What is needed is an exact copy of the records, with the images left out.

### [Records]
§
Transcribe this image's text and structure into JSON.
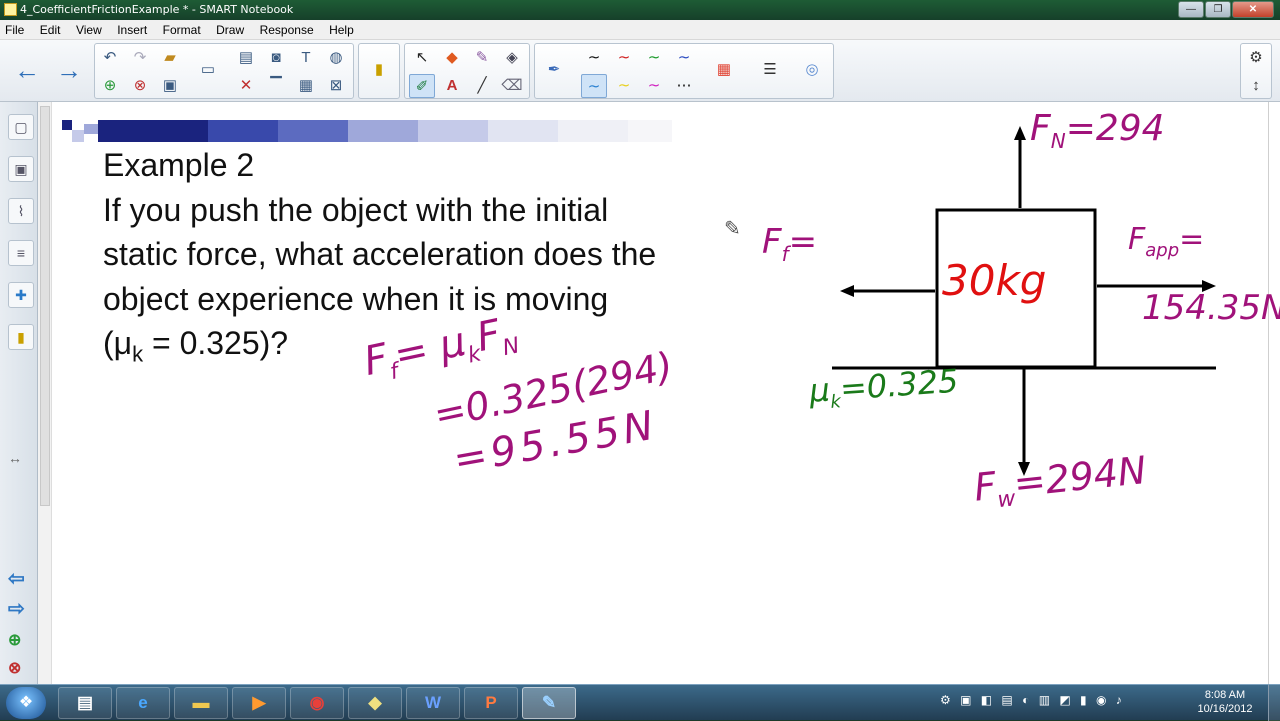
{
  "window": {
    "title": "4_CoefficientFrictionExample * - SMART Notebook",
    "minimize": "—",
    "maximize": "❐",
    "close": "✕"
  },
  "menu": [
    "File",
    "Edit",
    "View",
    "Insert",
    "Format",
    "Draw",
    "Response",
    "Help"
  ],
  "lesson": {
    "heading": "Example 2",
    "line1": "If you push the object with the initial",
    "line2": "static force, what acceleration does the",
    "line3": "object experience when it is moving",
    "mu_open": "(μ",
    "mu_sub": "k",
    "mu_close": " = 0.325)?"
  },
  "handwriting": {
    "ff_formula": "F",
    "ff_sub": "f",
    "ff_rhs": "= μ",
    "ff_rhs_sub": "k",
    "ff_rhs_f": "F",
    "ff_rhs_n": "N",
    "line2": "=0.325(294)",
    "line3": "=95.55N",
    "fn_label": "F",
    "fn_sub": "N",
    "fn_value": "=294",
    "ff_label_left": "F",
    "ff_label_left_sub": "f",
    "ff_label_left_eq": "=",
    "fapp_label": "F",
    "fapp_sub": "app",
    "fapp_eq": "=",
    "fapp_value": "154.35N",
    "mass": "30kg",
    "mu_k": "μ",
    "mu_k_sub": "k",
    "mu_k_value": "=0.325",
    "fw_label": "F",
    "fw_sub": "w",
    "fw_value": "=294N"
  },
  "taskbar": {
    "time": "8:08 AM",
    "date": "10/16/2012"
  },
  "colors": {
    "ink_purple": "#a0127a",
    "ink_red": "#e01010",
    "ink_green": "#1a7a1a"
  }
}
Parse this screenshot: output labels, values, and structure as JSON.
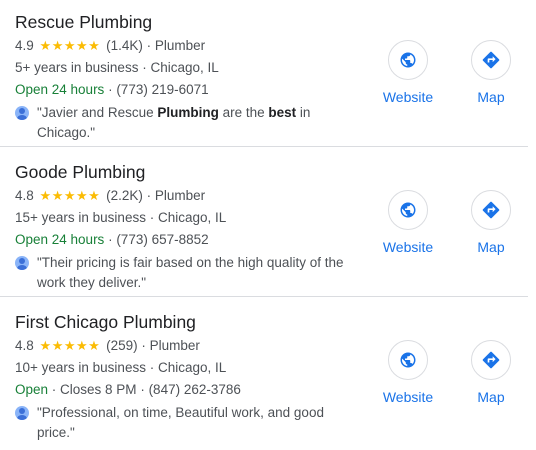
{
  "results": [
    {
      "name": "Rescue Plumbing",
      "rating": "4.9",
      "stars": "★★★★★",
      "reviews": "(1.4K)",
      "category": "Plumber",
      "years": "5+ years in business",
      "city": "Chicago, IL",
      "status": "Open 24 hours",
      "hours_extra": "",
      "phone": "(773) 219-6071",
      "review_parts": [
        "\"Javier and Rescue ",
        "Plumbing",
        " are the ",
        "best",
        " in Chicago.\""
      ],
      "website_label": "Website",
      "map_label": "Map"
    },
    {
      "name": "Goode Plumbing",
      "rating": "4.8",
      "stars": "★★★★★",
      "reviews": "(2.2K)",
      "category": "Plumber",
      "years": "15+ years in business",
      "city": "Chicago, IL",
      "status": "Open 24 hours",
      "hours_extra": "",
      "phone": "(773) 657-8852",
      "review_parts": [
        "\"Their pricing is fair based on the high quality of the work they deliver.\""
      ],
      "website_label": "Website",
      "map_label": "Map"
    },
    {
      "name": "First Chicago Plumbing",
      "rating": "4.8",
      "stars": "★★★★★",
      "reviews": "(259)",
      "category": "Plumber",
      "years": "10+ years in business",
      "city": "Chicago, IL",
      "status": "Open",
      "hours_extra": "Closes 8 PM",
      "phone": "(847) 262-3786",
      "review_parts": [
        "\"Professional, on time, Beautiful work, and good price.\""
      ],
      "website_label": "Website",
      "map_label": "Map"
    }
  ],
  "colors": {
    "link": "#1a73e8",
    "open": "#188038",
    "star": "#fbbc04",
    "divider": "#dadce0"
  },
  "icons": {
    "website": "globe-icon",
    "map": "directions-icon",
    "avatar": "user-avatar-icon"
  }
}
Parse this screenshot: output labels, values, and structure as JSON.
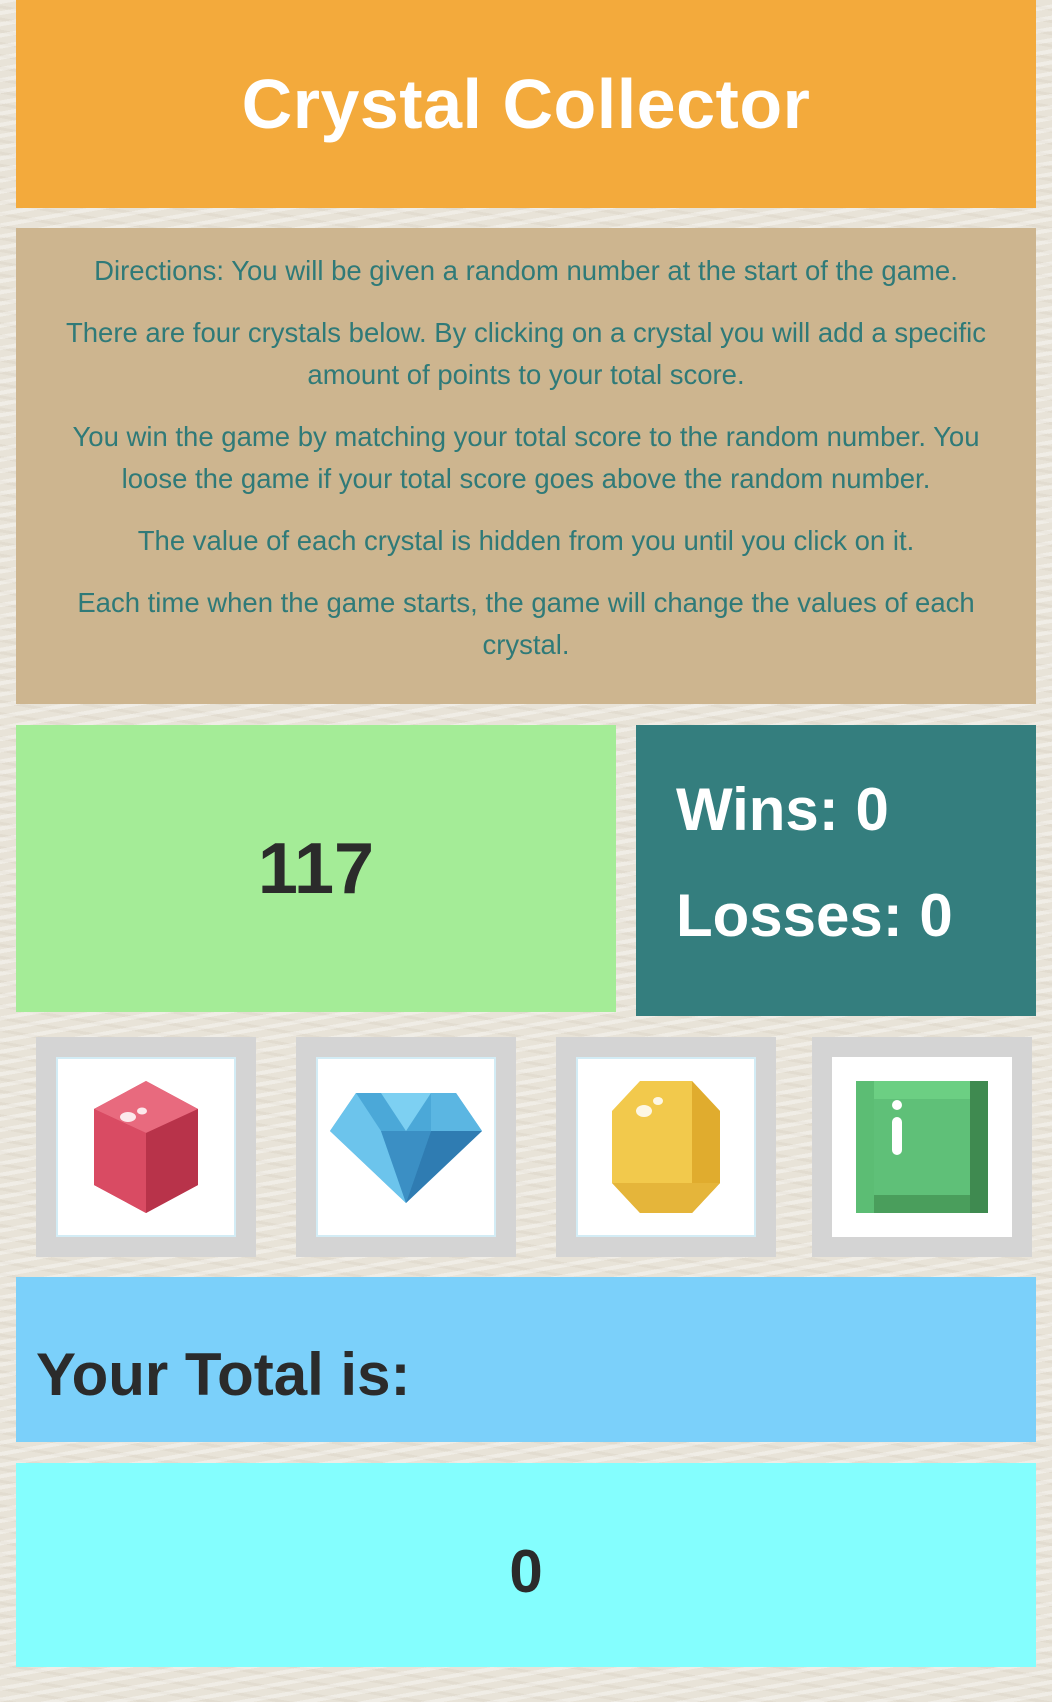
{
  "header": {
    "title": "Crystal Collector"
  },
  "directions": {
    "paragraphs": [
      "Directions: You will be given a random number at the start of the game.",
      "There are four crystals below. By clicking on a crystal you will add a specific amount of points to your total score.",
      "You win the game by matching your total score to the random number. You loose the game if your total score goes above the random number.",
      "The value of each crystal is hidden from you until you click on it.",
      "Each time when the game starts, the game will change the values of each crystal."
    ]
  },
  "game": {
    "target_number": "117",
    "wins_label": "Wins: 0",
    "losses_label": "Losses: 0"
  },
  "crystals": [
    {
      "icon": "red-ruby-icon",
      "color": "#d6485f"
    },
    {
      "icon": "blue-diamond-icon",
      "color": "#4ba8d8"
    },
    {
      "icon": "yellow-gem-icon",
      "color": "#f2c94c"
    },
    {
      "icon": "green-emerald-icon",
      "color": "#5cbd74"
    }
  ],
  "total": {
    "label": "Your Total is:",
    "value": "0"
  },
  "colors": {
    "header": "#f3aa3c",
    "directions_bg": "#cdb58f",
    "directions_text": "#2f7a78",
    "target_bg": "#a4ec97",
    "score_bg": "#347e7e",
    "total_label_bg": "#7bd0fa",
    "total_value_bg": "#84fefe"
  }
}
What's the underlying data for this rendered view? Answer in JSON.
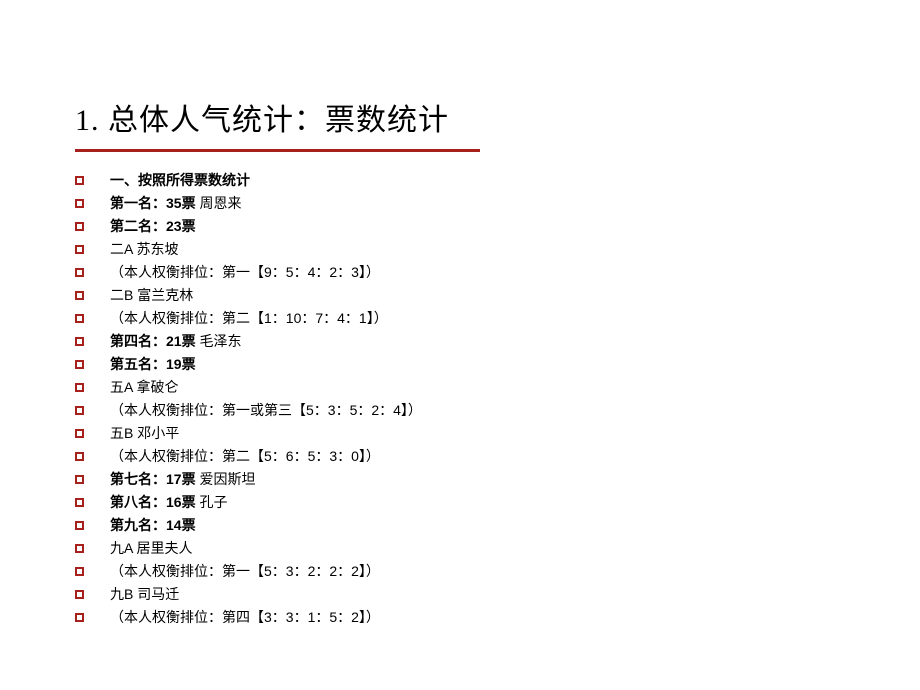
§
### [Written reply]
Transcribe this image's text and structure into JSON.
{
  "window": {
    "title": "4_CoefficientFrictionExample * - SMART Notebook",
    "minimize": "—",
    "maximize": "❐",
    "close": "✕"
  },
  "menu": [
    "File",
    "Edit",
    "View",
    "Insert",
    "Format",
    "Draw",
    "Response",
    "Help"
  ],
  "lesson": {
    "heading": "Example 2",
    "line1": "If you push the object with the initial",
    "line2": "static force, what acceleration does the",
    "line3": "object experience when it is moving",
    "mu_open": "(μ",
    "mu_sub": "k",
    "mu_close": " = 0.325)?"
  },
  "handwriting": {
    "ff_formula": "F",
    "ff_sub": "f",
    "ff_rhs": "= μ",
    "ff_rhs_sub": "k",
    "ff_rhs_f": "F",
    "ff_rhs_n": "N",
    "line2": "=0.325(294)",
    "line3": "=95.55N",
    "fn_label": "F",
    "fn_sub": "N",
    "fn_value": "=294",
    "ff_label_left": "F",
    "ff_label_left_sub": "f",
    "ff_label_left_eq": "=",
    "fapp_label": "F",
    "fapp_sub": "app",
    "fapp_eq": "=",
    "fapp_value": "154.35N",
    "mass": "30kg",
    "mu_k": "μ",
    "mu_k_sub": "k",
    "mu_k_value": "=0.325",
    "fw_label": "F",
    "fw_sub": "w",
    "fw_value": "=294N"
  },
  "taskbar": {
    "time": "8:08 AM",
    "date": "10/16/2012"
  },
  "colors": {
    "ink_purple": "#a0127a",
    "ink_red": "#e01010",
    "ink_green": "#1a7a1a"
  }
}
Parse this screenshot: output labels, values, and structure as JSON.
{
  "results": [
    {
      "name": "Rescue Plumbing",
      "rating": "4.9",
      "stars": "★★★★★",
      "reviews": "(1.4K)",
      "category": "Plumber",
      "years": "5+ years in business",
      "city": "Chicago, IL",
      "status": "Open 24 hours",
      "hours_extra": "",
      "phone": "(773) 219-6071",
      "review_parts": [
        "\"Javier and Rescue ",
        "Plumbing",
        " are the ",
        "best",
        " in Chicago.\""
      ],
      "website_label": "Website",
      "map_label": "Map"
    },
    {
      "name": "Goode Plumbing",
      "rating": "4.8",
      "stars": "★★★★★",
      "reviews": "(2.2K)",
      "category": "Plumber",
      "years": "15+ years in business",
      "city": "Chicago, IL",
      "status": "Open 24 hours",
      "hours_extra": "",
      "phone": "(773) 657-8852",
      "review_parts": [
        "\"Their pricing is fair based on the high quality of the work they deliver.\""
      ],
      "website_label": "Website",
      "map_label": "Map"
    },
    {
      "name": "First Chicago Plumbing",
      "rating": "4.8",
      "stars": "★★★★★",
      "reviews": "(259)",
      "category": "Plumber",
      "years": "10+ years in business",
      "city": "Chicago, IL",
      "status": "Open",
      "hours_extra": "Closes 8 PM",
      "phone": "(847) 262-3786",
      "review_parts": [
        "\"Professional, on time, Beautiful work, and good price.\""
      ],
      "website_label": "Website",
      "map_label": "Map"
    }
  ],
  "colors": {
    "link": "#1a73e8",
    "open": "#188038",
    "star": "#fbbc04",
    "divider": "#dadce0"
  },
  "icons": {
    "website": "globe-icon",
    "map": "directions-icon",
    "avatar": "user-avatar-icon"
  }
}
Parse this screenshot: output labels, values, and structure as JSON.
{
  "header": {
    "title": "Crystal Collector"
  },
  "directions": {
    "paragraphs": [
      "Directions: You will be given a random number at the start of the game.",
      "There are four crystals below. By clicking on a crystal you will add a specific amount of points to your total score.",
      "You win the game by matching your total score to the random number. You loose the game if your total score goes above the random number.",
      "The value of each crystal is hidden from you until you click on it.",
      "Each time when the game starts, the game will change the values of each crystal."
    ]
  },
  "game": {
    "target_number": "117",
    "wins_label": "Wins: 0",
    "losses_label": "Losses: 0"
  },
  "crystals": [
    {
      "icon": "red-ruby-icon",
      "color": "#d6485f"
    },
    {
      "icon": "blue-diamond-icon",
      "color": "#4ba8d8"
    },
    {
      "icon": "yellow-gem-icon",
      "color": "#f2c94c"
    },
    {
      "icon": "green-emerald-icon",
      "color": "#5cbd74"
    }
  ],
  "total": {
    "label": "Your Total is:",
    "value": "0"
  },
  "colors": {
    "header": "#f3aa3c",
    "directions_bg": "#cdb58f",
    "directions_text": "#2f7a78",
    "target_bg": "#a4ec97",
    "score_bg": "#347e7e",
    "total_label_bg": "#7bd0fa",
    "total_value_bg": "#84fefe"
  }
}
What's the underlying data for this rendered view? Answer in JSON.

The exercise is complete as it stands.